Some suppliers build flat roofed garden offices with very low ceilings. This make the building cheaper to construct and also to avoid planning permission. Think about how it will feel to spend hours in a very low ceilinged building.
Common sense: A garden office is a big investment. Ask to see buildings and speak to previous clients before making a choice. Take someone who knows about joinery and building projects with you.
Suppliers: There are many with websites on the internet. Many are owned by small builders and experienced garden office suppliers, but some are owned by directors and marketeers with no building experience. Buyer beware!
A permanent office – a detached extension to your home
If you have the budget a bespoke garden office design from a well established architect or building company can make sense if:
b) you are going to spend eight or more hours a day working in your new building.
Homeworkers often spend more time in their garden office than they do in their house, and you may find that you do, too.
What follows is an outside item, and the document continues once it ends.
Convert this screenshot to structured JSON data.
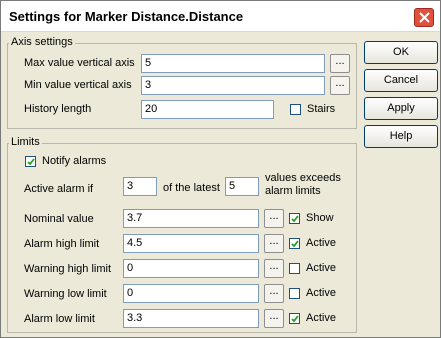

People that choose an upmarket garden office or annexe want:
- permanence and quality – a ‘detached extension’
- the reassurance of the technical abilities of an experienced architect
- to work with a trusted company with proven design experience
- to add value and sale-ability to their property
Pros of a bespoke design:
- Built with a traditional building system.
- Solid foundation system so that building won’t sink or move if ground gets wet or dries out.
- A bespoke design service that ensures you get the building you want.
- The best building materials.
- High ceilings with plenty of headroom for full size cupboards, shelves and high level storage.
- Strong roof so that you can have Velux roof windows.
- individually designed windows that let in light where you want it.
- Planning applications / building regulations applications should be included as part of a top notch office design.
- Craftsmanship: experienced builders and joiners who go the extra mile to do their best work.
- Your individual requirements should get individual attention.
1.A bespoke building costs more.
How do you know how long a building will last?
By the quality of the materials and the generosity and substance of a building details, such as strong structural timbers and so on. The care with which the company builds an office and the craftsmanship of the final details.
Common sense, again: A garden office costs money so ask your supplier lots of questions. Ask to see buildings and speak to previous clients. Take someone who knows about building projects with you.